Film scriptwriter and doctoral graduate Matthew Harris
The poster for Matt Harris’ first short film 43,000 Feet
A short film about a statistician who gets sucked out of a plane will premiere at a prestigious New York festival next week as its writer crosses the stage to receive his PhD at Massey University’s Albany graduation ceremony.
The nine-minute film, entitled 43,000 Feet will premiere at the Tribeca Film Festival in New York.
Matthew Harris, who will receive his PhD in English on Thursday, says the setting of his film provides a dramatic context for its protagonist (played by Dylan Pharazyn) to ruminate on the meanings and measures of time as he is about to run out of it.
“The idea for the framing story came from hearing about the miraculous survival of a New York window washer called Alcides Moreno, who fell from an apartment building, 47 storeys into an alleyway,” Mr Harris says. “But the falling scenario really acts a vehicle for the protagonist to ramble about how he thinks there's no such thing as the present or the future - they're empty concepts”.
His film (directed by Campbell Hooper and produced by Heather Lee and Amber Easby) is one of two New Zealand short films selected from more than 2800 submissions from 25 countries, and will be screened as well as part of the festival competition. The other is Whakatiki, written by Bernadette Murphy.
43.000 Feet is a mix of live action and animation, with interior monologue voiced by Peter Bryant to convey the thoughts of statistician John Wilkins as he falls to Earth. He calculates he has exactly three minutes and 48 seconds before impact, formulating a plan for hitting the ground and rehearsing what he will say to media on the off-chance he survives.
The film – Mr Harris’ first – received a grant of $90,000 from the New Zealand Film Commission towards its final budget and took a year to make. It will screen in New Zealand later this year.
“The live action parts were filmed in and around Auckland central, and we had to use a training fuselage for the interior aircraft shots - obviously major airlines aren't keen on giving their planes a starring role in a film which features an air disaster,” he says.

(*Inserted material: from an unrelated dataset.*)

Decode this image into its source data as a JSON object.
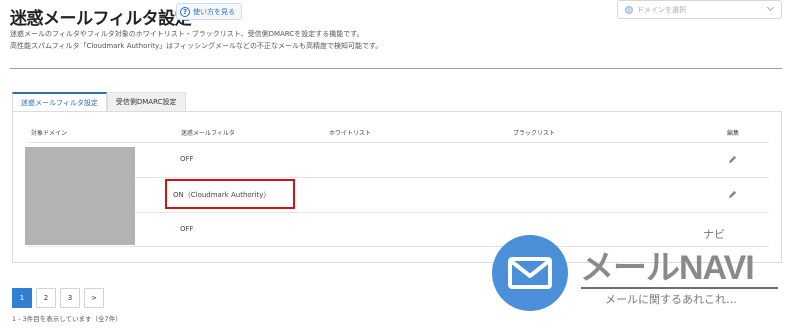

Mr Harris teaches and tutors in the School of English and Media Studies at the University’s Albany campus, where he was nominated for Lecturer of the Year in 2010. His writing has been published widely, from academic articles in Landfall to creative writing in Poetry New Zealand, Trout, Southern Ocean Review, Kokako, and many others. His second short film, Snooze:Time, has just gone into production and stars iconic British-Kiwi actress Lisa Harrow.
“It's about the different kinds of time we experience: from the agonisingly slow (morning-after-time, microwave-time) to the truly chaotic (such as the contradictory-time of old age, when the days seem to crawl by but Christmas comes around faster each year).”
The Tribeca Film Festival was established in 2003 by a group of New York filmmakers, including Robert De Niro, in the aftermath of the September 11, 2001 terror attacks on the World Trade Centre. Its purpose was to address the loss of vitality in the TriBeCa neighbourhood in Lower Manhattan. The festival programme includes a line-up of independent films, from documentaries to short films, and draws an estimated three million people. Works entered in the short film category are eligible for cash and value-in-kind prizes totalling more than$10,000 and the winner of the Best Narrative Short award will qualify for consideration in the Academy Awards’ short film category.
Mr Harris says he is really pleased his film is debuting on America’s East Coast. “It's definitely the kind of film that will appeal more to the slightly neurotic New York temperament than the bling and bluster of the West Coast. It's a great fit."